But that’s beside the point. There is a big fear out there that Auxillia is fast taking after Grace in all the bad ways.
Sometime in 2019, Grace was in Kwekwe where she rapped our businesspeople for being so corrupt. She condemned corruption so strongly that you were forced to say: Yes, now she’s talking.
But, hardly a year after, something dramatic happened. That was when Henrietta Rushwaya, the mining amazon, was caught and arrested at the airport allegedly trying to smuggle some 7kgs of gold to Dubai. We say “allegedly” just so as to be on the tidy side.
Whether or not Henrietta was/is guilty is not the matter. Someone who was working with her at some shady mining association rushed to the airport and claimed that the gold was, in fact, Auxillia’s . That’s what was led in court.
Well, Auxillia distanced herself from this attempted theft of a precious mineral through smuggling. And, for sure, there’s lots of namedropping happening in town. But there are certain attending issues that are difficult to ignore. Henrietta has for a long time had this strong link with royalty. In fact, the naughty ones say she is related to the first family.
Secondly, two intelligence guys who were reported to have attempted to help Henrietta slip through the security checkpoint operated under the president and might not have been that unknown to Auxillia.
After all, there is or was a gold mill at the Mnangagwas’ Precabe Farm in Kwekwe. No-one knows exactly how that mill is/was operating, but it being something on the first family’s farm, you can’t then say Auxillia completely didn’t have access to it or stuff proceeding therefrom.
The court of public opinion is very efficient. Mere rumour or the slightest circumstantial evidence is enough to earn you capital punishment. That’s why that court has a 100 percent conviction rate. It doesn’t do catching and releasing either.
That’s how guilty Auxillia is regarding the gold smuggling attempt.
In fact, the Henrietta case managed to give sharp hints on how deep corruption involving the elites could be going. If Auxillia was unfairly namedropped, then, sooner or later, there is someone who is actually involved at the top there, but has been lucky not be mentioned.
Auxillia is also guilty by association.
Clean people associate with clean people. The court of public opinion uses the principle of proximity, which says: If you are caught at the same fireplace with a thief, you are also a thief. No, merely drawing some embers from a thief’s fireplace is enough to tell us who you are.
Quite often, there are things that start off as rumours or just malicious slander, but end up as truth in the court of public opinion. Like, there is this coward based in this diaspora who, from nowhere, wrote somewhere in cyberspace that Auxillia was defrauding the government of millions through a fake car hire company.
What he said is that Auxillia had received a heap of contracts from government to supply travel services when she didn’t have a fleet in the first place, so was taking cars from government and then charging government.

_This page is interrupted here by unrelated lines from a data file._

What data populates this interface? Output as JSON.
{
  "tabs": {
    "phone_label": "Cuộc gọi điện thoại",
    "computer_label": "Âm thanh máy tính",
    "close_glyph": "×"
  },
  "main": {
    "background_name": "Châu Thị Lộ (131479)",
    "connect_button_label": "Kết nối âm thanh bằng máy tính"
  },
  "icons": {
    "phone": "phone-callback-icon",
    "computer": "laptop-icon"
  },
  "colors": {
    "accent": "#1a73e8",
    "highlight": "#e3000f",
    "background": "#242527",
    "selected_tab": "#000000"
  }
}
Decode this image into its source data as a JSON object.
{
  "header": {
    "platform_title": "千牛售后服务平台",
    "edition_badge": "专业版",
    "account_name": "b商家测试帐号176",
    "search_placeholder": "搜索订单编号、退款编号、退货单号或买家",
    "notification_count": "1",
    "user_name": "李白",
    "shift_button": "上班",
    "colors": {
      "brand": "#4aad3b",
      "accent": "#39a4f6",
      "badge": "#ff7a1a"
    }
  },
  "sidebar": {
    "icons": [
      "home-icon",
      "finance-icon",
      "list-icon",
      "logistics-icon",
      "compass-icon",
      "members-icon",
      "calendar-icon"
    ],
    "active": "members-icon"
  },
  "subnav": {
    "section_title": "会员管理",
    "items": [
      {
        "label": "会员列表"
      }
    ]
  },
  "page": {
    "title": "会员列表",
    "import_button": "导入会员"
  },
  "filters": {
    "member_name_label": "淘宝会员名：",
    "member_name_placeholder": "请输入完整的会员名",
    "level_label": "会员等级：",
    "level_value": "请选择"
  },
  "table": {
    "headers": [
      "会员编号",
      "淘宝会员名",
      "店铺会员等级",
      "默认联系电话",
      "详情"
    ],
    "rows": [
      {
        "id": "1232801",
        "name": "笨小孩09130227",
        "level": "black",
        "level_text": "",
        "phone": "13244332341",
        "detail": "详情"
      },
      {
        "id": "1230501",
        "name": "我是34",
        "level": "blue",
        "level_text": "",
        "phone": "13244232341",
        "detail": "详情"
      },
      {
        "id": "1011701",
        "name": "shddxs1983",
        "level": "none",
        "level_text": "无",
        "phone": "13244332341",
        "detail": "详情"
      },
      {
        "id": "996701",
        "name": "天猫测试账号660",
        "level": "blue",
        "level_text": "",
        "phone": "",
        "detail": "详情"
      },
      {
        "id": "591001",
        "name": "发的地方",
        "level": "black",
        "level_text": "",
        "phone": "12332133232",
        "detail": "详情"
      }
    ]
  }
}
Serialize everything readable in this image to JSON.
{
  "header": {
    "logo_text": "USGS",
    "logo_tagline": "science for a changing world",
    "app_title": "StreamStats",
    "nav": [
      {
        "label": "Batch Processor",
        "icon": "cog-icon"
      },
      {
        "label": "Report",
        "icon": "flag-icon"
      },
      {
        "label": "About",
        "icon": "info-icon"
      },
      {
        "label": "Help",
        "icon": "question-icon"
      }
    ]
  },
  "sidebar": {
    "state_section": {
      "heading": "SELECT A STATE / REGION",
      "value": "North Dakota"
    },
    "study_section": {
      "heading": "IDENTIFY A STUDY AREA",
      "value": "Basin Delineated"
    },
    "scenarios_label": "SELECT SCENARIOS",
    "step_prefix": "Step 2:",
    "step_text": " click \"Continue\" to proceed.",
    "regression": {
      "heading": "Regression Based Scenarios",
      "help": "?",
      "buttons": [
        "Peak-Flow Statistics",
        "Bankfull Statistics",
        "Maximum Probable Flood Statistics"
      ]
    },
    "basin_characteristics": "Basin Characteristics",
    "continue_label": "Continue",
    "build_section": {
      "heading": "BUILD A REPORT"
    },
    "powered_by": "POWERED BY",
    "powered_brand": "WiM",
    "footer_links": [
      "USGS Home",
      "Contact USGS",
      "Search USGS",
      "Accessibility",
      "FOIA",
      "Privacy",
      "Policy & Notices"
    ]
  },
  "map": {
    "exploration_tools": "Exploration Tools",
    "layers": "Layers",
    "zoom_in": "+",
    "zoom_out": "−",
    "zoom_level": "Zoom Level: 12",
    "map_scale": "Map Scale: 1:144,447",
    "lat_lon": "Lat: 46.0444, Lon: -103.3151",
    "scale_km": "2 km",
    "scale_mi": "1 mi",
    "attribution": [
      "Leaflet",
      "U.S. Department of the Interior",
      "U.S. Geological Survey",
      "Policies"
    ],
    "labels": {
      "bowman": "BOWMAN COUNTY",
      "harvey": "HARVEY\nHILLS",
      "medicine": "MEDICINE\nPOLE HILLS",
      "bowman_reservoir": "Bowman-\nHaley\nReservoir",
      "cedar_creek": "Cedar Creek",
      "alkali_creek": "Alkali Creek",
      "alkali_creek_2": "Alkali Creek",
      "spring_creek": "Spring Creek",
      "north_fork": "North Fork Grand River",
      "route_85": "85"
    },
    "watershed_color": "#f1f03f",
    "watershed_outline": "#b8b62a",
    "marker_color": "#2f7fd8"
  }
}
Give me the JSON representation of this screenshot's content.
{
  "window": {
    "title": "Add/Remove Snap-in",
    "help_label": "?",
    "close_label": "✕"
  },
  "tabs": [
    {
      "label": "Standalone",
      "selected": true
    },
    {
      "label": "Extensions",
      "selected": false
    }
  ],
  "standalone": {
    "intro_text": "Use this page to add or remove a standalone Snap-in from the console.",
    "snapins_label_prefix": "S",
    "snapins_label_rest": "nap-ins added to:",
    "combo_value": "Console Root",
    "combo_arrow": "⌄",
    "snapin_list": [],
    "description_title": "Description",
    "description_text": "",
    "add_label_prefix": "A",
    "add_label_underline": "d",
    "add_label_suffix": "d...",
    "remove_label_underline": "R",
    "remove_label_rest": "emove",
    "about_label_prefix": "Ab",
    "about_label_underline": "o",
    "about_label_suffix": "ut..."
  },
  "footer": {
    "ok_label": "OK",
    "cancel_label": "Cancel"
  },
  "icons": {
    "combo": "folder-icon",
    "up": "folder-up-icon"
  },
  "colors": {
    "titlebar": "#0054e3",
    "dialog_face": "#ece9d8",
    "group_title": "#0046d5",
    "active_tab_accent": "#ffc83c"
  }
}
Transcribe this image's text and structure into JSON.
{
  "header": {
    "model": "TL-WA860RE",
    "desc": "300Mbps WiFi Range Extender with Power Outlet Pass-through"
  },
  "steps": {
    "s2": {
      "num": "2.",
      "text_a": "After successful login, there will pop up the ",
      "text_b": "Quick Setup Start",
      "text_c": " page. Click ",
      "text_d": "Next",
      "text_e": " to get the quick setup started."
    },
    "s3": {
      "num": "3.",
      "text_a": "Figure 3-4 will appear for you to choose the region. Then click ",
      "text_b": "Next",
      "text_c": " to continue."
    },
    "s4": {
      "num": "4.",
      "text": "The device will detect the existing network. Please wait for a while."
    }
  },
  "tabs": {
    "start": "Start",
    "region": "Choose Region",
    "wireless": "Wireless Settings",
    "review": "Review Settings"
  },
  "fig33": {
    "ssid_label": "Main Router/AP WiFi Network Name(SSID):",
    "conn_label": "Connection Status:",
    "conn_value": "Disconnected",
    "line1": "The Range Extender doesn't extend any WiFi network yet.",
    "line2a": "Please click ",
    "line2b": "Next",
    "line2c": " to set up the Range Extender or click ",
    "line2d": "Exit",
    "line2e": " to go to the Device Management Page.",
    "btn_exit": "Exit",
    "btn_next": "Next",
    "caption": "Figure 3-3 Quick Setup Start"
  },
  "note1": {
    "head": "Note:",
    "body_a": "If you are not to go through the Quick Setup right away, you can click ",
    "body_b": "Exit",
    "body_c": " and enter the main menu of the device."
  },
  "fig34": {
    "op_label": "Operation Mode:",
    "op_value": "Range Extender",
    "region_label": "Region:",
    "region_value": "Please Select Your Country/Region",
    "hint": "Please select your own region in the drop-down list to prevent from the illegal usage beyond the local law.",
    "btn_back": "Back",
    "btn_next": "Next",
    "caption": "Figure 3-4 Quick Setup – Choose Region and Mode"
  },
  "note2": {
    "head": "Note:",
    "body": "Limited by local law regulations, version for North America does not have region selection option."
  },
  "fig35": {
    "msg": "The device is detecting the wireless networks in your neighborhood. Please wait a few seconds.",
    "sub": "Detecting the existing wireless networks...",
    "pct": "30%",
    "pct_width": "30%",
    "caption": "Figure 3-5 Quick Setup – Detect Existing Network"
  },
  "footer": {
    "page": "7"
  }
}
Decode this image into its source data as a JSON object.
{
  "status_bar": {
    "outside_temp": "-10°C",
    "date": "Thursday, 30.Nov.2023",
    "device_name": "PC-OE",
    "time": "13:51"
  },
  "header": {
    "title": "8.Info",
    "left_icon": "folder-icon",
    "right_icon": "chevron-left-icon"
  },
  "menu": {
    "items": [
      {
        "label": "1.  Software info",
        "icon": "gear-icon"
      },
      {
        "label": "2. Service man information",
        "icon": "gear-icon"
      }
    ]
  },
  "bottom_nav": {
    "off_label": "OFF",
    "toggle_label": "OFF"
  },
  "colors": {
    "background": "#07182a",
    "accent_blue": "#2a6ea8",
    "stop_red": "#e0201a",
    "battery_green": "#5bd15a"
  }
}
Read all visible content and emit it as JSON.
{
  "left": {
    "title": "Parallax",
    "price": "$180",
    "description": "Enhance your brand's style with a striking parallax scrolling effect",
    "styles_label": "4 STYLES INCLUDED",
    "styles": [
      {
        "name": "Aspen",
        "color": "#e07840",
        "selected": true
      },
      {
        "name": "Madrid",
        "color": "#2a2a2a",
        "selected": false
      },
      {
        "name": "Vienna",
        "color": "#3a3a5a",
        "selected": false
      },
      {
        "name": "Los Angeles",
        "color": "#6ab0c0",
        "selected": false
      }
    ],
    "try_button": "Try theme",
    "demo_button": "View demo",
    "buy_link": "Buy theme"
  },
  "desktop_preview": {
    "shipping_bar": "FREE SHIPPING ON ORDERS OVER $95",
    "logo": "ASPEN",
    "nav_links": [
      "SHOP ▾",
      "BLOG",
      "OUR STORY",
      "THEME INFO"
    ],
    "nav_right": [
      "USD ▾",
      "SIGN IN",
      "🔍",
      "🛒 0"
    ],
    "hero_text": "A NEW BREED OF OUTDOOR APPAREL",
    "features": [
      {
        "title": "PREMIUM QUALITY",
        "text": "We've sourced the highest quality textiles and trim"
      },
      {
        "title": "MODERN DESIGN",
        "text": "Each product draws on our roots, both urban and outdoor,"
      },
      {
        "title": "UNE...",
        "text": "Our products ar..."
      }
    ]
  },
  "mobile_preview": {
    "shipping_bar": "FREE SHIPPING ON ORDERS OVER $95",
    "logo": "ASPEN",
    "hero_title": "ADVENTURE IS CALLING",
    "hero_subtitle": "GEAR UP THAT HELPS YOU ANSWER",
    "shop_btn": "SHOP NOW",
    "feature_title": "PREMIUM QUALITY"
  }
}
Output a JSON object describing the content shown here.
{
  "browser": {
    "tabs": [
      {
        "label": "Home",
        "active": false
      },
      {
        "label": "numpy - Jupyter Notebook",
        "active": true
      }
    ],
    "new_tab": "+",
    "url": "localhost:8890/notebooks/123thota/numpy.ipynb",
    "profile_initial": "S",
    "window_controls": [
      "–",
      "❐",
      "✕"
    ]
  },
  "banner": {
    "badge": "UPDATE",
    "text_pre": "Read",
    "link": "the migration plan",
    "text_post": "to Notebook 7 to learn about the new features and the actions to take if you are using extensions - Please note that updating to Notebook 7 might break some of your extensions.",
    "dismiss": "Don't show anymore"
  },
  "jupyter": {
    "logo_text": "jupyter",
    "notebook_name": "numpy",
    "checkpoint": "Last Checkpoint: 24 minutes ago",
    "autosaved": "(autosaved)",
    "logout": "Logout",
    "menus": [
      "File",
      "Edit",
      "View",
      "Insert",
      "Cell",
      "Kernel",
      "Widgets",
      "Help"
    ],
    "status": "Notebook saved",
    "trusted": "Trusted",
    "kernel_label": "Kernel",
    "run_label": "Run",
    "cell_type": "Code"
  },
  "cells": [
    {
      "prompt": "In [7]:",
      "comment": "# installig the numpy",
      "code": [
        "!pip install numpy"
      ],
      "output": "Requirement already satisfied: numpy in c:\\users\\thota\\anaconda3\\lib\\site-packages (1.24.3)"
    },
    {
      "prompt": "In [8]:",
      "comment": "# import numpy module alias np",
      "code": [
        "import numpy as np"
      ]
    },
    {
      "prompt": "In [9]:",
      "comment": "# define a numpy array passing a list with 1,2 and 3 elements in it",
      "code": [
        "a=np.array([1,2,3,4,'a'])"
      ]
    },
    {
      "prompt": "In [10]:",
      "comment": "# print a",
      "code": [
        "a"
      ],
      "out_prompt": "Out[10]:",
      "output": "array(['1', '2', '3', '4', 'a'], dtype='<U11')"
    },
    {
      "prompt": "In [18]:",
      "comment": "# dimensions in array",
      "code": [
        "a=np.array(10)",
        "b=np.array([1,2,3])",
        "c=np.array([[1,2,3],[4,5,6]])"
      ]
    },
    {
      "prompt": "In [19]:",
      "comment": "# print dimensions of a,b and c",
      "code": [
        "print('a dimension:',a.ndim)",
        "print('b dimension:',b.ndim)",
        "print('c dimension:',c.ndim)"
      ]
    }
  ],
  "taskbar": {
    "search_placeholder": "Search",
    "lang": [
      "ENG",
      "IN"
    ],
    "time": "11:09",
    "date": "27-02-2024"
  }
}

She denied it, of course. But the court of public opinion is having none of that. That’s because it knows from experience and prior judgments that the human tendency is mostly to deny any wrongdoing till pressured into a corner. So you don’t want to waste your time pleading un-guilty in a court of public opinion. Things don’t work that way.
There are more cases where Auxillia could possibly be a victim of vindictive muck-slinging. Again in 2019, Auxillia paid Natpharm, the national pharmaceutical company—a public entity—a mysterious visit. She dressed down the executives at Natpharm on all sorts of accusations.
Here is the thing. A first lady is not a government official. She is not the Health minister or some such official. She absolutely has nothing to do with a government entity, worse still when she visits alone.
Later, she mumbled something about the Health minister, then Obadiah Moyo, who was later fired for alleged Covid-19 related impropriety, being unable to attend because he was in a meeting. That sounds like a tall tale because, when an African first lady wants you in a place, you stop a meeting there and then, even if it is with her husband.
No wonder, then, that many people started spreading this plausible rumour that Auxillia was actually in the process of arranging to buy Natpharm out from government using crooked means. She brought it on herself by making an unnecessary, unprocedural and inexplicable visit to the Natpharm premises.
And, still talking about interference and manipulation, Auxillia is in a sticky patch elsewhere. Did you notice that there was a time when the first lady was pretty like a permanent feature on the second page of one public newspaper? That’s a fact. Where it could be a rumour was when some people alleged that there was no photograph of her or an event she attended that went into the paper with her approval. So, it allegedly became difficult to meet production deadlines because you first had to send the pics to her. If she was not available for the time, you just had to wait.
But then, manipulation of the public media by the first lady is always going to be the same thing as abuse of office, whatever office she imagines she has. Abuse of office is corruption and bad governance.
Tawanda Majoni writes in his personal capacity and can be contacted on email@example.com